*What you should do*:
Each of the lines below must be retyped character for character.

*Extracted material*:
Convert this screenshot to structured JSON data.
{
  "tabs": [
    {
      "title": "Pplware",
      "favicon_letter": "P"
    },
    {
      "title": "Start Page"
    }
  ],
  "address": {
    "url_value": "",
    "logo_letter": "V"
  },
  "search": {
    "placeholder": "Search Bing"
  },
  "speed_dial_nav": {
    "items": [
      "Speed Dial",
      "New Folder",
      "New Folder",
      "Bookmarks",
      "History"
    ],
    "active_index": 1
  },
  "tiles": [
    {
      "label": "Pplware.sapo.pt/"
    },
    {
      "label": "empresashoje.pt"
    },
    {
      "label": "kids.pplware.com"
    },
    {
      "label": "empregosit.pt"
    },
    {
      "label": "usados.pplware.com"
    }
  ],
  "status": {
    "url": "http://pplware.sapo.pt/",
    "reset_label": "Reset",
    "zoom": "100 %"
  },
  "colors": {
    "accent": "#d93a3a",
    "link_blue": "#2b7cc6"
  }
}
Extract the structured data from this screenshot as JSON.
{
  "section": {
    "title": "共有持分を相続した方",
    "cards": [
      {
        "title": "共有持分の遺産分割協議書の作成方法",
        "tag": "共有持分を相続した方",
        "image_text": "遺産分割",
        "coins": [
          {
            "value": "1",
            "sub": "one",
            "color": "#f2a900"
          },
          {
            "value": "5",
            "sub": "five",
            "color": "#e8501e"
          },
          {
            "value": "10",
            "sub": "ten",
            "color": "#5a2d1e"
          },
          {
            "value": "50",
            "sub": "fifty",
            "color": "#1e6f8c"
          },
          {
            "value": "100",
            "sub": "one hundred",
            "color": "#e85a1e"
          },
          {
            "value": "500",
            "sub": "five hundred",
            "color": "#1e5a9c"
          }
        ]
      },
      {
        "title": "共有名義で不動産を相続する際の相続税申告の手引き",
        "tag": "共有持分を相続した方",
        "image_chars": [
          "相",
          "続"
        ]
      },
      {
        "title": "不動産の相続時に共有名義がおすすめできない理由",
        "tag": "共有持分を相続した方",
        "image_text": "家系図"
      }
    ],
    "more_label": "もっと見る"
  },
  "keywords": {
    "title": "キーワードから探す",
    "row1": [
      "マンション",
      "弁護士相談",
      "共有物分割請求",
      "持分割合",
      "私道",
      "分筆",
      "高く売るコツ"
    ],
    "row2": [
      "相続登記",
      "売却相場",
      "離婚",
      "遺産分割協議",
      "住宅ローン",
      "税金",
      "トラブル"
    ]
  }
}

*Problem solution*:
Convert this screenshot to structured JSON data.
{
  "tabs": [
    {
      "title": "Pplware",
      "favicon_letter": "P"
    },
    {
      "title": "Start Page"
    }
  ],
  "address": {
    "url_value": "",
    "logo_letter": "V"
  },
  "search": {
    "placeholder": "Search Bing"
  },
  "speed_dial_nav": {
    "items": [
      "Speed Dial",
      "New Folder",
      "New Folder",
      "Bookmarks",
      "History"
    ],
    "active_index": 1
  },
  "tiles": [
    {
      "label": "Pplware.sapo.pt/"
    },
    {
      "label": "empresashoje.pt"
    },
    {
      "label": "kids.pplware.com"
    },
    {
      "label": "empregosit.pt"
    },
    {
      "label": "usados.pplware.com"
    }
  ],
  "status": {
    "url": "http://pplware.sapo.pt/",
    "reset_label": "Reset",
    "zoom": "100 %"
  },
  "colors": {
    "accent": "#d93a3a",
    "link_blue": "#2b7cc6"
  }
}
Extract the structured data from this screenshot as JSON.
{
  "section": {
    "title": "共有持分を相続した方",
    "cards": [
      {
        "title": "共有持分の遺産分割協議書の作成方法",
        "tag": "共有持分を相続した方",
        "image_text": "遺産分割",
        "coins": [
          {
            "value": "1",
            "sub": "one",
            "color": "#f2a900"
          },
          {
            "value": "5",
            "sub": "five",
            "color": "#e8501e"
          },
          {
            "value": "10",
            "sub": "ten",
            "color": "#5a2d1e"
          },
          {
            "value": "50",
            "sub": "fifty",
            "color": "#1e6f8c"
          },
          {
            "value": "100",
            "sub": "one hundred",
            "color": "#e85a1e"
          },
          {
            "value": "500",
            "sub": "five hundred",
            "color": "#1e5a9c"
          }
        ]
      },
      {
        "title": "共有名義で不動産を相続する際の相続税申告の手引き",
        "tag": "共有持分を相続した方",
        "image_chars": [
          "相",
          "続"
        ]
      },
      {
        "title": "不動産の相続時に共有名義がおすすめできない理由",
        "tag": "共有持分を相続した方",
        "image_text": "家系図"
      }
    ],
    "more_label": "もっと見る"
  },
  "keywords": {
    "title": "キーワードから探す",
    "row1": [
      "マンション",
      "弁護士相談",
      "共有物分割請求",
      "持分割合",
      "私道",
      "分筆",
      "高く売るコツ"
    ],
    "row2": [
      "相続登記",
      "売却相場",
      "離婚",
      "遺産分割協議",
      "住宅ローン",
      "税金",
      "トラブル"
    ]
  }
}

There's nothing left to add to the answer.